Hop addition Exbeeriment

Post #1 made 1 year ago
Hello all

Has anyone read http://brulosophy.com/2016/05/02/hop-st ... t-results/

I have transitioned to a small bittering charge at 60 minutes and a large hop addition at flameout with a generous dry hop.

Now this article indicates there is not much difference and IBU calculations ay not be worth as much as we think.

Thoughts?
Last edited by Primavera on 05 May 2016, 07:15, edited 1 time in total.
    • SVA Brewer With Over 20 Brews From United States of America

Post #3 made 1 year ago
Hi Mad_Scientist,

What temperature do you run your hop stand at? I.e. do you cool the wort down a bit before the hop stand addition?

Thanks

Post #4 made 1 year ago
I wait a couple of minutes after flame-out just to record my VFO. I am electric and no chill, so I recirculate and will keep it from falling below 190 °F by way of PID. No chill, I like to drain into container no lower than 190 °F. It's all one big exbeeriment :lol: for me. YMMV

Rick uses gas, so I would guess he does NOT add any more heat after flame-out. :dunno:
Brewing with MS; https://goo.gl/photos/puZUgG8QRp7p8gLd9
    • SVA Brewer With Over 100 Brews From United States of America

Hop addition Exbeeriment

Post #5 made 1 year ago
I have done hop stands for 30 minutes after the temperature has dropped to 85C and I no chill. As long as the wort is over 75C for 15 minutes after packing it will effectively pasteurize it and if it is cleaned and sanitized that is really just an extra precaution.

Calculating late additions in terms of IBUs is fraught with danger. There really is no clear understanding of what actually happens so it really comes down to personal taste.

I have made 3 different beers from one wort by only cube hopping 3 separate cubes with not bittering addition at all and they turned out great.
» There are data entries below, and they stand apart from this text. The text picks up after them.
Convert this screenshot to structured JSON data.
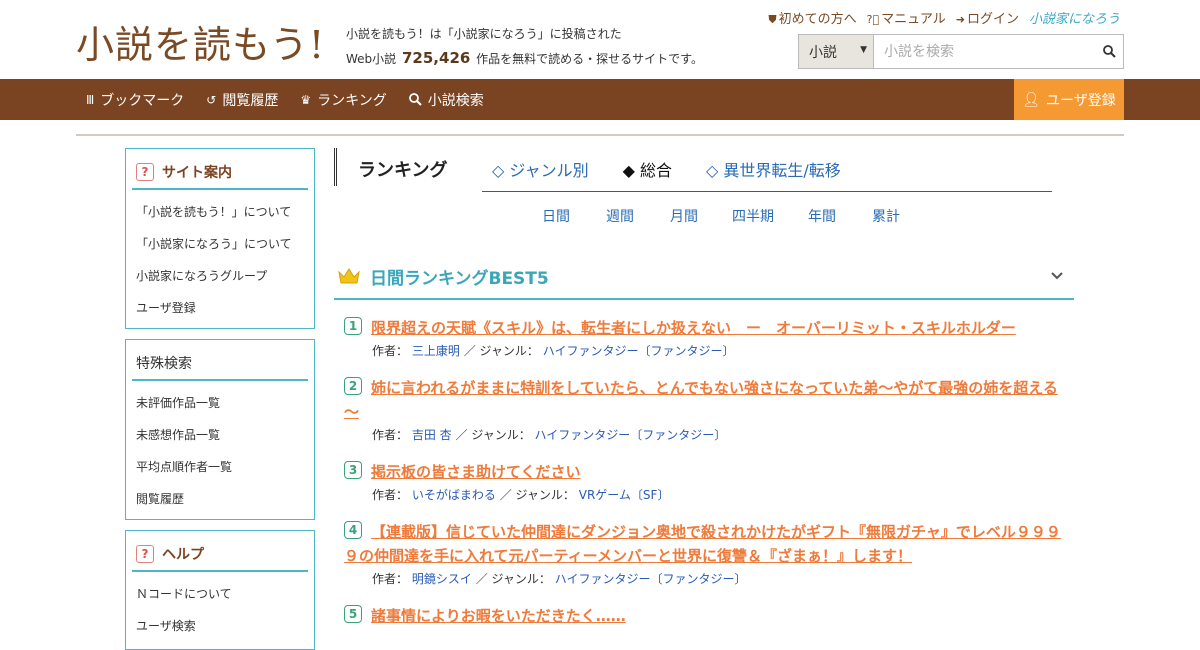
{
  "header": {
    "logo_text": "小説を読もう!",
    "tagline_line1": "小説を読もう！は「小説家になろう」に投稿された",
    "tagline_prefix": "Web小説",
    "work_count": "725,426",
    "tagline_suffix": "作品を無料で読める・探せるサイトです。",
    "links": {
      "first_time": "初めての方へ",
      "manual": "マニュアル",
      "login": "ログイン",
      "narou": "小説家になろう"
    },
    "search": {
      "select_value": "小説",
      "placeholder": "小説を検索"
    }
  },
  "nav": {
    "items": [
      "ブックマーク",
      "閲覧履歴",
      "ランキング",
      "小説検索"
    ],
    "register": "ユーザ登録"
  },
  "sidebar": {
    "site_guide": {
      "title": "サイト案内",
      "items": [
        "「小説を読もう！」について",
        "「小説家になろう」について",
        "小説家になろうグループ",
        "ユーザ登録"
      ]
    },
    "special_search": {
      "title": "特殊検索",
      "items": [
        "未評価作品一覧",
        "未感想作品一覧",
        "平均点順作者一覧",
        "閲覧履歴"
      ]
    },
    "help": {
      "title": "ヘルプ",
      "items": [
        "Ｎコードについて",
        "ユーザ検索"
      ]
    }
  },
  "ranking": {
    "title": "ランキング",
    "tabs": [
      "◇ ジャンル別",
      "◆ 総合",
      "◇ 異世界転生/転移"
    ],
    "periods": [
      "日間",
      "週間",
      "月間",
      "四半期",
      "年間",
      "累計"
    ],
    "best_title": "日間ランキングBEST5",
    "author_label": "作者：",
    "genre_label": "／ ジャンル：",
    "entries": [
      {
        "rank": "1",
        "title": "限界超えの天賦《スキル》は、転生者にしか扱えない　ー　オーバーリミット・スキルホルダー",
        "author": "三上康明",
        "genre": "ハイファンタジー〔ファンタジー〕"
      },
      {
        "rank": "2",
        "title": "姉に言われるがままに特訓をしていたら、とんでもない強さになっていた弟～やがて最強の姉を超える～",
        "author": "吉田 杏",
        "genre": "ハイファンタジー〔ファンタジー〕"
      },
      {
        "rank": "3",
        "title": "掲示板の皆さま助けてください",
        "author": "いそがばまわる",
        "genre": "VRゲーム〔SF〕"
      },
      {
        "rank": "4",
        "title": "【連載版】信じていた仲間達にダンジョン奥地で殺されかけたがギフト『無限ガチャ』でレベル９９９９の仲間達を手に入れて元パーティーメンバーと世界に復讐＆『ざまぁ！』します！",
        "author": "明鏡シスイ",
        "genre": "ハイファンタジー〔ファンタジー〕"
      },
      {
        "rank": "5",
        "title": "諸事情によりお暇をいただきたく……",
        "author": "",
        "genre": ""
      }
    ]
  }
}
Try different things, see what you like, do more of that. Rinse and repeat!

Post #6 made 1 year ago
Side by side experiments are always the best. Of course, you need to repeat them on different styles and, often, on the same style, to draw conclusions. (We did a similiar experiment here, about five years ago, on an IPA and also got the same sort of results.)

I would have liked to have seen Tinseth IBU estimates rather than Rager as Tinseth has been shown to be better on all-grain brews.
Contrarian wrote:Calculating late additions in terms of IBUs is fraught with danger. There really is no clear understanding of what actually happens so it really comes down to personal taste.
This is a good summary of what we've talked about here for over six years now. (This post and the first link in it are relevant here.)

There is a massive focus on IBU's by homebrewers at the expense of flavour and aroma. First wort hopping adds bitterness and flavour. Late boil or post-boil additions are about adding flavour and aroma however, you rarely hear this discussed. So, what to do?

...

Firstly, find recipes you can trust when starting out.

Secondly, it took a very long time to get Section G in the BIABacus so concise. Make sure you use that; no other software asks for chilling or hop management information despite it being really important.

Thirdly, a different version of what Contrarian said above - when tasting your beer, see what you like. If there is something you don't like hop-wise, is it an imbalance in bitterness, flavour or aroma? Analysing numbers has its place but only up to a certain point. At some point, especially when working on flavour and aroma, you'll have to get away from the numbers and ask questions or experiment.

Focussing on IBU's is a bit like focussing on colour in malts. Two completely different grain bills can result in exactly the same colour but completely different beers.

:peace:
PP
Last edited by PistolPatch on 05 May 2016, 19:43, edited 1 time in total.
If you have found the above or anything else of value on BIABrewer.info, consider supporting us by getting some BIPs!
    • SVA Brewer With Over 100 Brews From Australia

Post #7 made 1 year ago
Mad_Scientist wrote:I wait a couple of minutes after flame-out just to record my VFO. I am electric and no chill, so I recirculate and will keep it from falling below 190 °F by way of PID. No chill, I like to drain into container no lower than 190 °F. It's all one big exbeeriment :lol: for me. YMMV

Rick uses gas, so I would guess he does NOT add any more heat after flame-out. :dunno:

I used to flame on to bump the temperature up, but I don't bother anymore. Now that I do larger batches with other heated kettles nearby ... the temp losses tend to be pretty minimal. It's usually around 190F after 30m, maybe a few degrees less.
Last edited by Rick on 05 May 2016, 19:46, edited 1 time in total.
    • SVA Brewer With Over 20 Brews From United States of America
Post Reply

Return to “Hopping”

Brewers Online

Brewers browsing this forum: No members and 1 guest

cron